A Tribute to Chris Tiu

On Saturday night, in a basketball court in Cubao, Chris Tiu may or may not have played his final game as a professional basketball player.

Nothing has been decided, Tiu said postgame, but the things he did on the court that night told the opposite. It certainly looked like a decision was made, before tip-off, that he is going out, Chris Tiu-style.

That means lulling his defender to sleep with his mastery of basic basketball fundamentals and not-so fancy footwork, before pulling up for a textbook midrange jumper.

Or efficiently using a screen for a mechanical stepback three.

Or driving hard to the basket, throwing his body against a taller, more muscular defender to fish for a foul.

Against the NLEX Road Warriors, in Rain or Shine Elasto Painters’ season-ender, Tiu dipped into his classic, leather satchel to pull out all his tricks.

He faked to the right then shifted to the left for a pull-up over Larry Fonacier. He orbited around a screen and drained a trey over Emman Monfort.

Then around the 2:40 mark in the fourth quarter, he put his head down and attacked the defense of NLEX import Aaron Fuller, using up the last few drops of King Eagle fuel reserve for a sudden burst of speed.

A foul was called on the 6-foot-6 Fuller–falling victim to Tiu’s patented trap of extracting points from (usually larger) unsuspecting defenders. Tiu took four dribbles and cooly sank a free throw for his 29th point. Then he took three more dribbles and calmly sank another free throw for his 30th point–a new career-high–and that was it.

Nothing spectacular about those two freebies, really. Except that those seemingly uneventful points, which extended the Rain or Shine lead to 9, may or may not have been Tiu’s last in the PBA.

Now 33, Tiu spent the last six years of his life in the league outsmarting and outshooting pro athletes more athletic than him. What he lacked in explosiveness, he made up for in ingenuity, a rare trait often mistaken for being dirty.

Tiu never plays dirty. Yet his play can’t be described as squeaky clean either. He plays smart. And tough. The blend of smart and tough you’d want to invest in at a sport where having a high IQ is as valuable as a high vertical leap. It’s really difficult to estimate Tiu’s value other than he’s the kind of guy you need to be with in a zombie apocalypse. He’d know what to do. And he’d look good doing it.
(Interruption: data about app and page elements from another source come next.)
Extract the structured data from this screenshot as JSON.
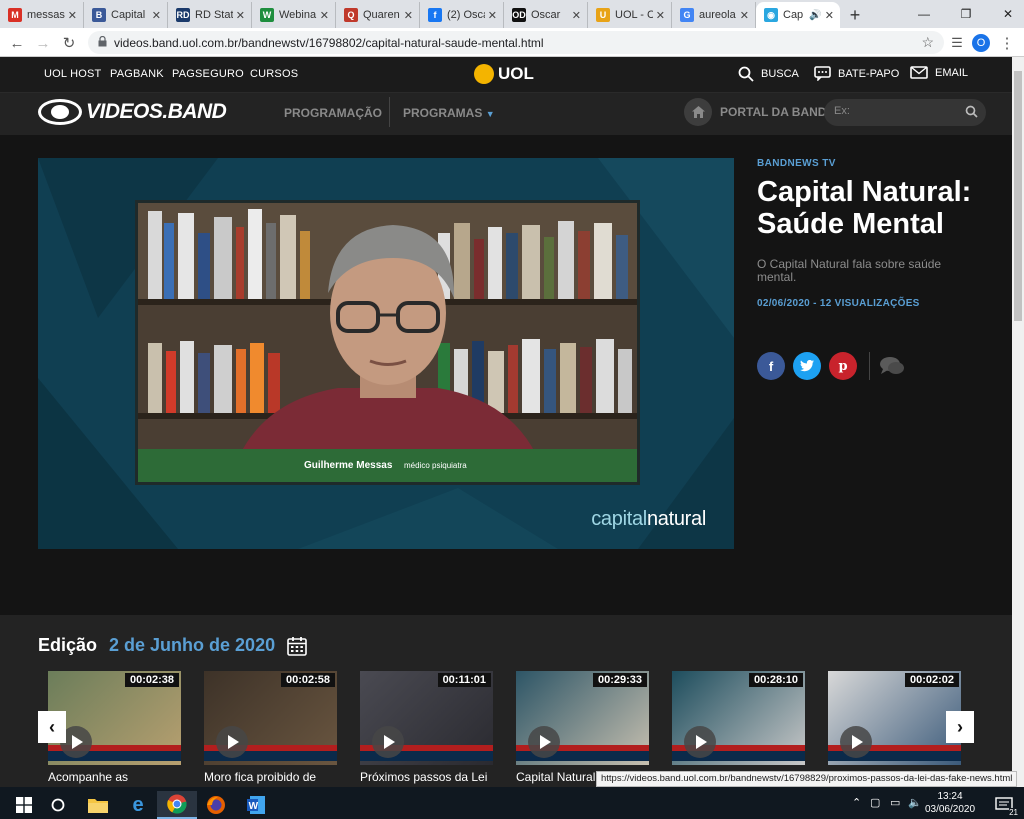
{
  "browser": {
    "tabs": [
      {
        "label": "messas",
        "icon": "gmail-icon",
        "color": "#d93025",
        "glyph": "M"
      },
      {
        "label": "Capital",
        "icon": "band-icon",
        "color": "#3b5998",
        "glyph": "B"
      },
      {
        "label": "RD Stati",
        "icon": "rd-icon",
        "color": "#1b3a6b",
        "glyph": "RD"
      },
      {
        "label": "Webina",
        "icon": "webinar-icon",
        "color": "#1e8e3e",
        "glyph": "W"
      },
      {
        "label": "Quaren",
        "icon": "quarentena-icon",
        "color": "#c0392b",
        "glyph": "Q"
      },
      {
        "label": "(2) Osca",
        "icon": "facebook-icon",
        "color": "#1877f2",
        "glyph": "f"
      },
      {
        "label": "Oscar",
        "icon": "od-icon",
        "color": "#111111",
        "glyph": "OD"
      },
      {
        "label": "UOL - C",
        "icon": "uol-icon",
        "color": "#e8a317",
        "glyph": "U"
      },
      {
        "label": "aureola",
        "icon": "google-icon",
        "color": "#4285f4",
        "glyph": "G"
      },
      {
        "label": "Cap",
        "icon": "videos-band-icon",
        "color": "#2aa7e0",
        "glyph": "◉",
        "active": true
      }
    ],
    "url": "videos.band.uol.com.br/bandnewstv/16798802/capital-natural-saude-mental.html",
    "profile_initial": "O",
    "status_url": "https://videos.band.uol.com.br/bandnewstv/16798829/proximos-passos-da-lei-das-fake-news.html"
  },
  "uol_bar": {
    "links": [
      "UOL HOST",
      "PAGBANK",
      "PAGSEGURO",
      "CURSOS"
    ],
    "logo": "UOL",
    "busca": "BUSCA",
    "bate_papo": "BATE-PAPO",
    "email": "EMAIL"
  },
  "band_bar": {
    "logo": "VIDEOS.BAND",
    "programacao": "PROGRAMAÇÃO",
    "programas": "PROGRAMAS",
    "portal": "PORTAL DA BAND",
    "search_placeholder": "Ex:"
  },
  "video": {
    "person_name": "Guilherme Messas",
    "person_role": "médico psiquiatra",
    "brand_part1": "capital",
    "brand_part2": "natural"
  },
  "info": {
    "kicker": "BANDNEWS TV",
    "title": "Capital Natural: Saúde Mental",
    "description": "O Capital Natural fala sobre saúde mental.",
    "meta": "02/06/2020 - 12 VISUALIZAÇÕES"
  },
  "edition": {
    "label": "Edição",
    "date": "2 de Junho de 2020"
  },
  "thumbs": [
    {
      "duration": "00:02:38",
      "title": "Acompanhe as principais"
    },
    {
      "duration": "00:02:58",
      "title": "Moro fica proibido de"
    },
    {
      "duration": "00:11:01",
      "title": "Próximos passos da Lei"
    },
    {
      "duration": "00:29:33",
      "title": "Capital Natural:"
    },
    {
      "duration": "00:28:10",
      "title": ""
    },
    {
      "duration": "00:02:02",
      "title": ""
    }
  ],
  "taskbar": {
    "time": "13:24",
    "date": "03/06/2020",
    "notifications": "21"
  }
}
With his prime time smile, hair always parted to the side, bangs always kept in place, Tiu looks part baller, part entrepreneur each time he brings the ball down. He could play in a collared shirt, walking shorts with a brown belt, and a pair of boat shoes and he would’ve made it work. He’s just unique like that, representing a brand that’s solely his own.

His game is one you can’t simply replicate, no matter how many Tiu-torials you take. Because Chris Tiu is a rare individual, a rare mix of athlete and celebrity without a hint of controversy, a born leader willing to be a follower, a fierce competitor minus the antics, a “rich kid pero hindi maselan,” as his Rain or Shine teammate Beau Belga aptly put it.

Earlier this year, the rich kid found himself unconscious for a few seconds on the floor for having his face in the way of a swinging tree branch. The tree branch belonged to Malcolm White, a 6-foot-9, 220-pound accident waiting to happen.

When he came to, Tiu spat out a mouthful of blood, sprang to his feet, and quickly went after White. While other rich kids might have been stretchered out of the arena and straight to Belo, Tiu stayed. Minutes later, busted lip and all, Tiu was back on the court, hitting a triple to ice the game.

This is the epitome of a PBA role model that his fans and colleagues will no doubt miss, which is why with 25 seconds left in Saturday’s game, in what could have been his last day on the job, Tiu walked to the bench to cheers and applause and admiration.

To end the season, Tiu broke his own career-high numbers with per game averages of nearly 11 points, three rebounds and four assists. The perfect ending was already set. All that’s missing is Chris Tiu, wearing a collared shirt, hair parted to the side, formally announcing his retirement from the game.

As a tribute to a basketball legend, whenever you get hit in the face with a lip-busting, wayward elbow or when you’re starting a milk tea business or when you’re facing your last day at work, ask yourself this:

What would Chris Tiu do?